Of owning everything for one’s own greed!
I am the farmer, bondsman to the soil.
I am the worker sold to the machine.
I am the Negro, servant to you all.
I am the people, humble, hungry, mean—
Hungry yet today despite the dream.
Beaten yet today—O, Pioneers!
I am the man who never got ahead,
The poorest worker bartered through the years.
Yet I’m the one who dreamt our basic dream
In the Old World while still a serf of kings,
Who dreamt a dream so strong, so brave, so true,
That even yet its mighty daring sings
In every brick and stone, in every furrow turned
That’s made America the land it has become.
O, I’m the man who sailed those early seas
In search of what I meant to be my home—
For I’m the one who left dark Ireland’s shore,
And Poland’s plain, and England’s grassy lea,
And torn from Black Africa’s strand I came
To build a “homeland of the free.”
Who said the free? Not me?
Surely not me? The millions on relief today?
The millions shot down when we strike?
The millions who have nothing for our pay?
For all the dreams we’ve dreamed
And all the songs we’ve sung
And all the hopes we’ve held
And all the flags we’ve hung,
The millions who have nothing for our pay—
Except the dream that’s almost dead today.
O, let America be America again—
The land that never has been yet—
And yet must be—the land where every man is free.
The land that’s mine—the poor man’s, Indian’s, Negro’s, ME—

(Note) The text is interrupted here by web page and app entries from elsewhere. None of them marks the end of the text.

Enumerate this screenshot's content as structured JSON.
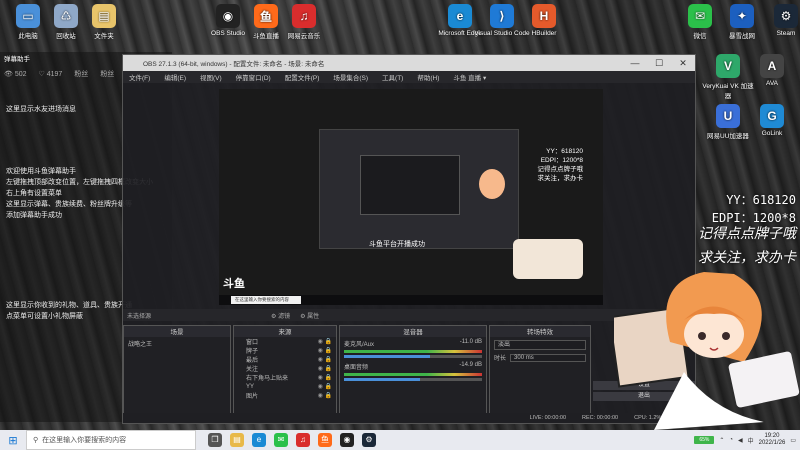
{
  "desktop": {
    "top_icons": [
      {
        "label": "此电脑",
        "color": "#4a90d9",
        "glyph": "▭"
      },
      {
        "label": "回收站",
        "color": "#8fa8c8",
        "glyph": "♺"
      },
      {
        "label": "文件夹",
        "color": "#e8c46a",
        "glyph": "▤"
      },
      {
        "label": "OBS Studio",
        "color": "#222",
        "glyph": "◉"
      },
      {
        "label": "斗鱼直播",
        "color": "#ff6a1a",
        "glyph": "鱼"
      },
      {
        "label": "网易云音乐",
        "color": "#d92d2d",
        "glyph": "♫"
      },
      {
        "label": "Microsoft Edge",
        "color": "#1a8ad4",
        "glyph": "e"
      },
      {
        "label": "Visual Studio Code",
        "color": "#1f7ad6",
        "glyph": "⟩"
      },
      {
        "label": "HBuilder",
        "color": "#e55a2b",
        "glyph": "H"
      },
      {
        "label": "微信",
        "color": "#2bc04a",
        "glyph": "✉"
      },
      {
        "label": "暴雪战网",
        "color": "#1c5fbf",
        "glyph": "✦"
      },
      {
        "label": "Steam",
        "color": "#1b2838",
        "glyph": "⚙"
      }
    ],
    "right_icons": [
      {
        "label": "VeryKuai VK 加速器",
        "color": "#2ea86a",
        "glyph": "V"
      },
      {
        "label": "AVA",
        "color": "#444",
        "glyph": "A"
      },
      {
        "label": "网易UU加速器",
        "color": "#3a6fd8",
        "glyph": "U"
      },
      {
        "label": "GoLink",
        "color": "#1f8ad4",
        "glyph": "G"
      }
    ]
  },
  "douyu_panel": {
    "title": "弹幕助手",
    "stats": [
      "👁 502",
      "♡ 4197",
      "粉丝",
      "粉丝"
    ],
    "message_area": "这里显示水友进场消息",
    "welcome_lines": [
      "欢迎使用斗鱼弹幕助手",
      "左键拖拽顶部改变位置，左键拖拽四框改变大小",
      "右上角有设置菜单",
      "这里显示弹幕、贵族续费、粉丝牌升级等",
      "添加弹幕助手成功"
    ],
    "gift_lines": [
      "这里显示你收到的礼物、道具、贵族开通",
      "点菜单可设置小礼物屏蔽"
    ]
  },
  "obs": {
    "title": "OBS 27.1.3 (64-bit, windows) - 配置文件: 未命名 - 场景: 未命名",
    "menu": [
      "文件(F)",
      "编辑(E)",
      "视图(V)",
      "停靠窗口(D)",
      "配置文件(P)",
      "场景集合(S)",
      "工具(T)",
      "帮助(H)",
      "斗鱼 直播 ▾"
    ],
    "window_controls": [
      "—",
      "☐",
      "✕"
    ],
    "preview": {
      "caption": "斗鱼平台开播成功",
      "search_placeholder": "在这里输入你要搜索的内容",
      "yy_line": "YY：618120",
      "edpi_line": "EDPI：1200*8",
      "script1": "记得点点牌子哦",
      "script2": "求关注，求办卡",
      "logo": "斗鱼"
    },
    "scene_bar": {
      "filter_label": "滤镜",
      "props_label": "属性",
      "no_source": "未选择源"
    },
    "docks": {
      "scenes": {
        "title": "场景",
        "items": [
          "战略之王"
        ]
      },
      "sources": {
        "title": "来源",
        "items": [
          "窗口",
          "牌子",
          "最后",
          "关注",
          "右下角马上贴来",
          "YY",
          "图片"
        ]
      },
      "mixer": {
        "title": "混音器",
        "tracks": [
          {
            "name": "麦克风/Aux",
            "db": "-11.0 dB",
            "level": 0.62
          },
          {
            "name": "桌面音频",
            "db": "-14.9 dB",
            "level": 0.55
          }
        ]
      },
      "transitions": {
        "title": "转场特效",
        "type": "淡出",
        "duration_label": "时长",
        "duration": "300 ms"
      },
      "controls": {
        "buttons": [
          "设置",
          "退出"
        ]
      }
    },
    "status": {
      "live": "LIVE: 00:00:00",
      "rec": "REC: 00:00:00",
      "cpu": "CPU: 1.2%, 60.00 fps"
    },
    "dock_footer_icons": [
      "+",
      "—",
      "⌃",
      "⌄"
    ]
  },
  "overlay": {
    "yy": "YY：618120",
    "edpi": "EDPI：1200*8",
    "line1": "记得点点牌子哦",
    "line2": "求关注，求办卡",
    "douyu_logo": "斗鱼"
  },
  "taskbar": {
    "search_placeholder": "在这里输入你要搜索的内容",
    "apps": [
      {
        "name": "task-view",
        "color": "#555",
        "glyph": "❒"
      },
      {
        "name": "explorer",
        "color": "#e8b949",
        "glyph": "▤"
      },
      {
        "name": "edge",
        "color": "#1a8ad4",
        "glyph": "e"
      },
      {
        "name": "wechat",
        "color": "#2bc04a",
        "glyph": "✉"
      },
      {
        "name": "netease",
        "color": "#d92d2d",
        "glyph": "♫"
      },
      {
        "name": "douyu",
        "color": "#ff6a1a",
        "glyph": "鱼"
      },
      {
        "name": "obs",
        "color": "#222",
        "glyph": "◉"
      },
      {
        "name": "steam",
        "color": "#1b2838",
        "glyph": "⚙"
      }
    ],
    "battery": "65%",
    "time": "19:20",
    "date": "2022/1/26",
    "lang": "中"
  }
}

Who made America,
Whose sweat and blood, whose faith and pain,
Whose hand at the foundry, whose plow in the rain,
Must bring back our mighty dream again.
Sure, call me any ugly name you choose—

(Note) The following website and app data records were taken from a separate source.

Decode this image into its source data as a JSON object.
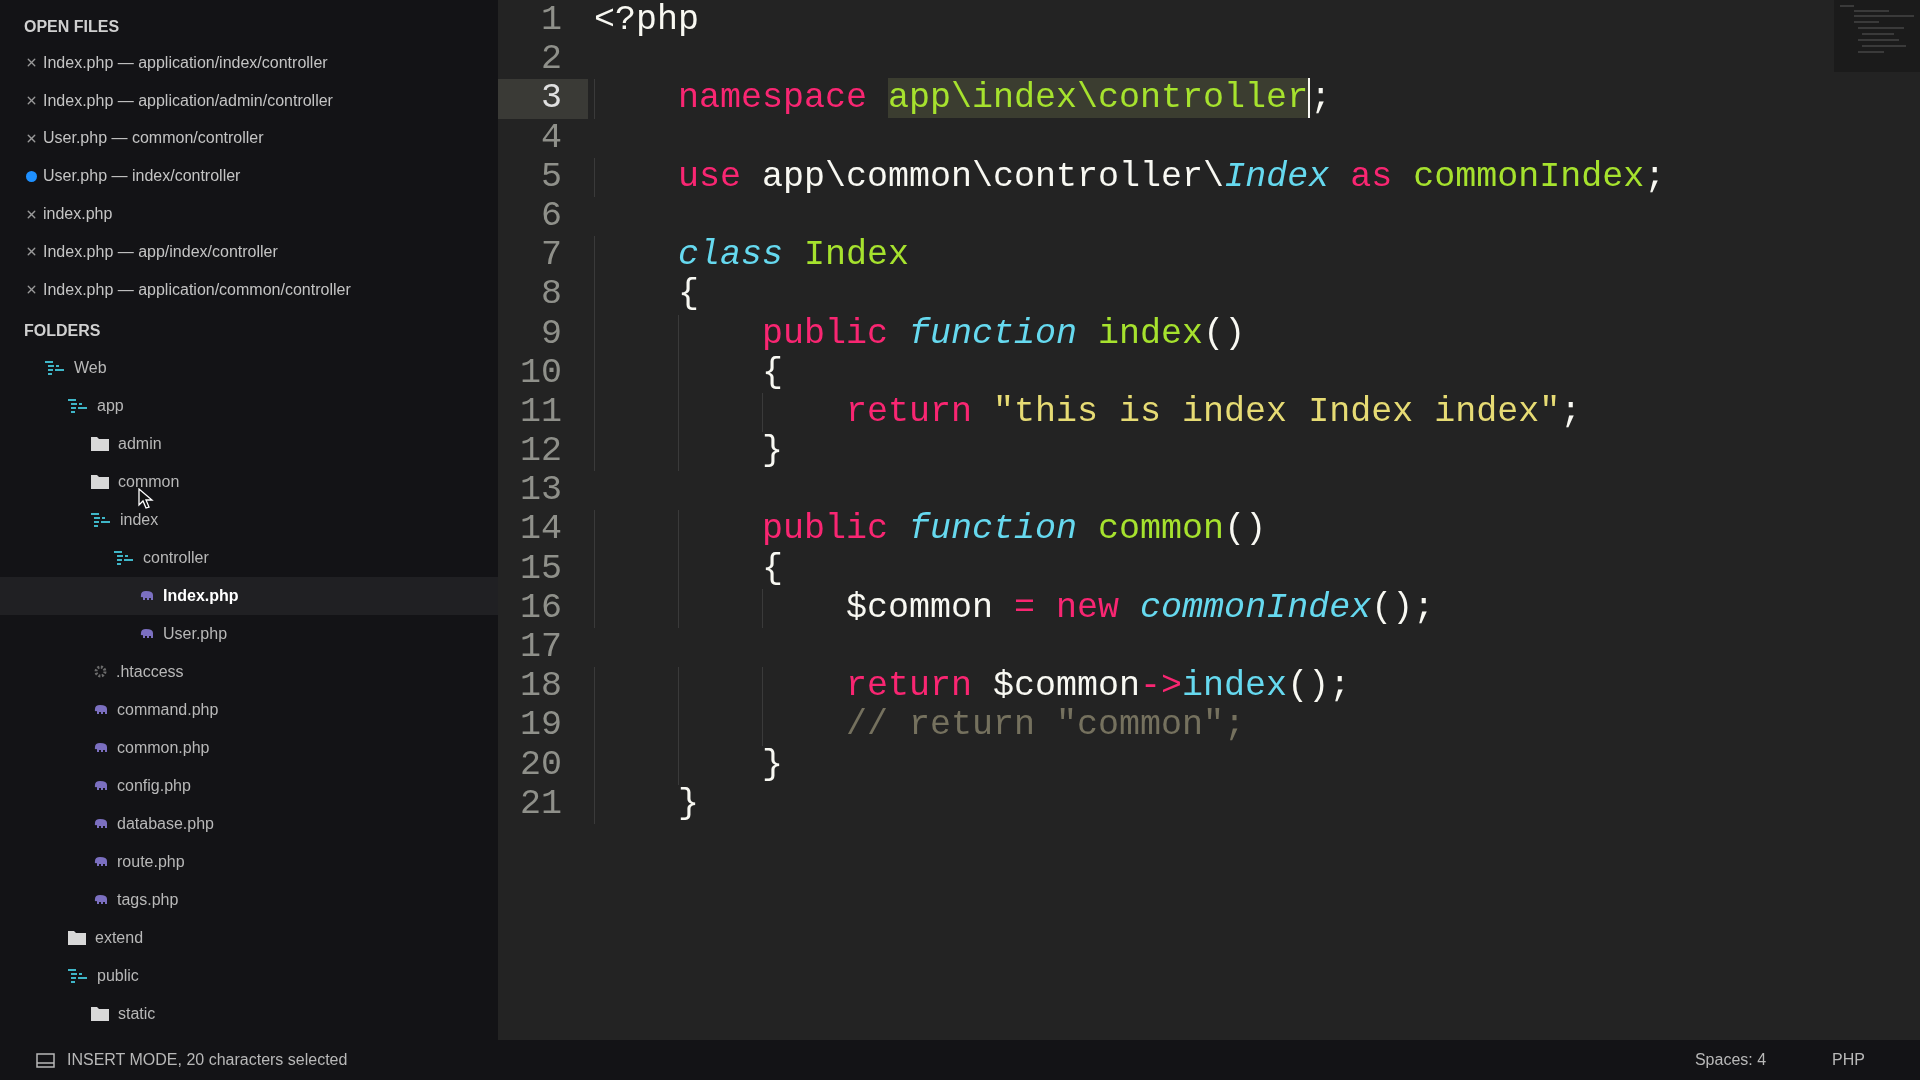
{
  "sidebar": {
    "open_files": {
      "title": "OPEN FILES",
      "items": [
        {
          "label": "Index.php — application/index/controller",
          "modified": false
        },
        {
          "label": "Index.php — application/admin/controller",
          "modified": false
        },
        {
          "label": "User.php — common/controller",
          "modified": false
        },
        {
          "label": "User.php — index/controller",
          "modified": true
        },
        {
          "label": "index.php",
          "modified": false
        },
        {
          "label": "Index.php — app/index/controller",
          "modified": false
        },
        {
          "label": "Index.php — application/common/controller",
          "modified": false
        }
      ]
    },
    "folders": {
      "title": "FOLDERS",
      "tree": [
        {
          "name": "Web",
          "kind": "open-folder",
          "selected": false,
          "children": [
            {
              "name": "app",
              "kind": "open-folder",
              "selected": false,
              "children": [
                {
                  "name": "admin",
                  "kind": "folder",
                  "selected": false
                },
                {
                  "name": "common",
                  "kind": "folder",
                  "selected": false
                },
                {
                  "name": "index",
                  "kind": "open-folder",
                  "selected": false,
                  "children": [
                    {
                      "name": "controller",
                      "kind": "open-folder",
                      "selected": false,
                      "children": [
                        {
                          "name": "Index.php",
                          "kind": "php",
                          "selected": true
                        },
                        {
                          "name": "User.php",
                          "kind": "php",
                          "selected": false
                        }
                      ]
                    }
                  ]
                },
                {
                  "name": ".htaccess",
                  "kind": "config",
                  "selected": false
                },
                {
                  "name": "command.php",
                  "kind": "php",
                  "selected": false
                },
                {
                  "name": "common.php",
                  "kind": "php",
                  "selected": false
                },
                {
                  "name": "config.php",
                  "kind": "php",
                  "selected": false
                },
                {
                  "name": "database.php",
                  "kind": "php",
                  "selected": false
                },
                {
                  "name": "route.php",
                  "kind": "php",
                  "selected": false
                },
                {
                  "name": "tags.php",
                  "kind": "php",
                  "selected": false
                }
              ]
            },
            {
              "name": "extend",
              "kind": "folder",
              "selected": false
            },
            {
              "name": "public",
              "kind": "open-folder",
              "selected": false,
              "children": [
                {
                  "name": "static",
                  "kind": "folder",
                  "selected": false
                }
              ]
            }
          ]
        }
      ]
    }
  },
  "editor": {
    "lines": [
      {
        "number": "1",
        "current": false,
        "tokens": [
          {
            "kind": "plain",
            "text": "<?php"
          }
        ]
      },
      {
        "number": "2",
        "current": false
      },
      {
        "number": "3",
        "current": true,
        "tokens": [
          {
            "kind": "keyword",
            "text": "    namespace "
          },
          {
            "kind": "selection",
            "text": "app\\index\\controller"
          },
          {
            "kind": "plain",
            "text": ";"
          }
        ]
      },
      {
        "number": "4",
        "current": false
      },
      {
        "number": "5",
        "current": false,
        "tokens": [
          {
            "kind": "keyword",
            "text": "    use"
          },
          {
            "kind": "plain",
            "text": " app\\common\\controller\\"
          },
          {
            "kind": "type",
            "text": "Index"
          },
          {
            "kind": "keyword",
            "text": " as "
          },
          {
            "kind": "entity",
            "text": "commonIndex"
          },
          {
            "kind": "plain",
            "text": ";"
          }
        ]
      },
      {
        "number": "6",
        "current": false
      },
      {
        "number": "7",
        "current": false,
        "tokens": [
          {
            "kind": "type",
            "text": "    class "
          },
          {
            "kind": "entity",
            "text": "Index"
          }
        ]
      },
      {
        "number": "8",
        "current": false,
        "tokens": [
          {
            "kind": "plain",
            "text": "    {"
          }
        ]
      },
      {
        "number": "9",
        "current": false,
        "tokens": [
          {
            "kind": "keyword",
            "text": "        public "
          },
          {
            "kind": "type",
            "text": "function "
          },
          {
            "kind": "entity",
            "text": "index"
          },
          {
            "kind": "plain",
            "text": "()"
          }
        ]
      },
      {
        "number": "10",
        "current": false,
        "tokens": [
          {
            "kind": "plain",
            "text": "        {"
          }
        ]
      },
      {
        "number": "11",
        "current": false,
        "tokens": [
          {
            "kind": "keyword",
            "text": "            return "
          },
          {
            "kind": "string",
            "text": "\"this is index Index index\""
          },
          {
            "kind": "plain",
            "text": ";"
          }
        ]
      },
      {
        "number": "12",
        "current": false,
        "tokens": [
          {
            "kind": "plain",
            "text": "        }"
          }
        ]
      },
      {
        "number": "13",
        "current": false
      },
      {
        "number": "14",
        "current": false,
        "tokens": [
          {
            "kind": "keyword",
            "text": "        public "
          },
          {
            "kind": "type",
            "text": "function "
          },
          {
            "kind": "entity",
            "text": "common"
          },
          {
            "kind": "plain",
            "text": "()"
          }
        ]
      },
      {
        "number": "15",
        "current": false,
        "tokens": [
          {
            "kind": "plain",
            "text": "        {"
          }
        ]
      },
      {
        "number": "16",
        "current": false,
        "tokens": [
          {
            "kind": "plain",
            "text": "            $common "
          },
          {
            "kind": "keyword",
            "text": "= new "
          },
          {
            "kind": "type",
            "text": "commonIndex"
          },
          {
            "kind": "plain",
            "text": "();"
          }
        ]
      },
      {
        "number": "17",
        "current": false
      },
      {
        "number": "18",
        "current": false,
        "tokens": [
          {
            "kind": "keyword",
            "text": "            return"
          },
          {
            "kind": "plain",
            "text": " $common"
          },
          {
            "kind": "keyword",
            "text": "->"
          },
          {
            "kind": "support",
            "text": "index"
          },
          {
            "kind": "plain",
            "text": "();"
          }
        ]
      },
      {
        "number": "19",
        "current": false,
        "tokens": [
          {
            "kind": "comment",
            "text": "            // return \"common\";"
          }
        ]
      },
      {
        "number": "20",
        "current": false,
        "tokens": [
          {
            "kind": "plain",
            "text": "        }"
          }
        ]
      },
      {
        "number": "21",
        "current": false,
        "tokens": [
          {
            "kind": "plain",
            "text": "    }"
          }
        ]
      }
    ]
  },
  "status_bar": {
    "message": "INSERT MODE, 20 characters selected",
    "indentation": "Spaces: 4",
    "syntax": "PHP"
  }
}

The steel of freedom does not stain.
From those who live like leeches on the people’s lives,
We must take back our land again,
I say it plain,
America never was America to me,
And yet I swear this oath—
America will be!
Out of the rack and ruin of our gangster death,
The rape and rot of graft, and stealth, and lies,
We, the people, must redeem
The land, the mines, the plants, the rivers.
The mountains and the endless plain—
All, all the stretch of these great green states—
And make America again!
I sit and look out upon all the sorrows
of the world, and upon all oppression and
shame; I hear secret convulsive sobs from
young men, at anguish with themselves,
remorseful after deeds done; I see, in low
life, the mother misused by her children,
dying, neglected, gaunt, desperate; I see
the wife misused by her husband–I see the
treacherous seducer of young women; I mark
the ranklings of jealousy and unrequited
love, attempted to be hid–I see these
sights on the earth; I see the workings of
battle, pestilence, tyranny–I see martyrs
and prisoners; I observe a famine at sea–I
observe the sailors casting lots who shall
be kill’d, to preserve the lives of the rest;
I observe the slights and degradations cast
by arrogant persons upon laborers, the poor,
and upon negroes, and the like; All these–All
the meanness and agony without end, I sitting,
look out upon, See, hear, and am silent.
Essay on Adam
There are five possibilities. One: Adam fell.
Two: he was pushed. Three: he jumped. Four:
he only looked over the edge, and one look silenced him.
Five: nothing worth mentioning happened to Adam.
The first, that he fell, is too simple. The fourth,
fear, we have tried and found useless. The fifth,
nothing happened, is dull. The choice is between:
he jumped or was pushed. And the difference between these
is only an issue of whether the demons
work from the inside out or from the outside
in: the one
Conversation with God
So, I said to God,
“What is your prayer within me?”
And God said
“I think you know what it is,”
And I said,
“I don’t remember,
Start it for me.”
And God said,
And I said,
And together we said,
“We are neither worthy nor worthless,
We are divine.”
© Anne Seltz
And did you get what
you wanted from this life, even so?
And what did you want?
To call myself beloved, to feel myself
beloved on the earth.